Ensemble Montréal proposes diverting Pink Line funds to plan tramway
Montreal’s opposition says the Plante administration should kill the office to study the Pink Line of the métro, and divert the money to study a tramway in the East End.
On Monday evening, Ensemble Montréal published an amendment it plans to propose at the Wednesday city council meeting to approve the city’s $5.7-billion budget. It says the $1 million earmarked for the creation of a municipal project office to study the construction of a new line of the métro system should be instead used to create an office to study a tramway in the eastern part of the island that would link to the downtown area.
The Coalition Avenir Québec government has proposed building a tramway in its platform, and Ensemble Montréal leader Lionel Perez said money would be better spent studying a project that the government already seems interested in supporting. Chantal Rouleau, a former borough mayor of Rivière-des-Prairies–Pointe-aux-Trembles, was elected as an MNA on Oct. 1, and was appointed the new CAQ government’s minister responsible for the Montreal region. There is currently a byelection campaign underway to fill the seat.

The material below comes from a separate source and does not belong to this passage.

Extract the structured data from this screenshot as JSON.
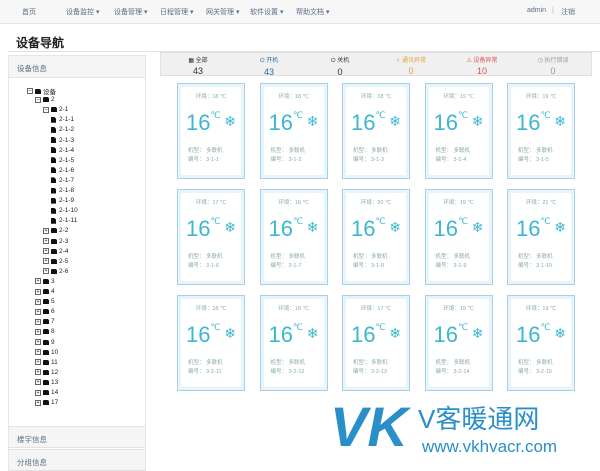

Perez said Monday that Montreal Mayor Valérie Plante has a “fixation” with the Pink Line to the detriment of other potential projects.
1953: A streetcar heading south along St. Laurent Blvd. approaches Craig St. (now St. Antoine St). Electric trams ran on the streets of Montreal from 1892 until 1959, when they were mothballed to make room for the new king of the road, the automobile. Montreal Gazette Files
He said the provincial government has been clear the Pink Line is not on its list of priorities in the short, medium or long term, so using money to study the project is not useful.
“To spend $1 million on something that is not a priority for the Quebec government, we think is just another example of how the current administration wastes money,” he said. “The mayor of Montreal has to put aside her fixation, not to say obsession with the Pink Line and look at the facts. It doesn’t serve anybody if all you do is keep repeating a certain promise that has no chance of materializing in the short and medium term.”
The amendment is one of several the opposition plans to propose during Wednesday’s city council meeting. Perez said the full list of amendments will be made public on Tuesday morning.
The amendments require a majority vote in city council, which means they need support from members of the Projet Montréal party.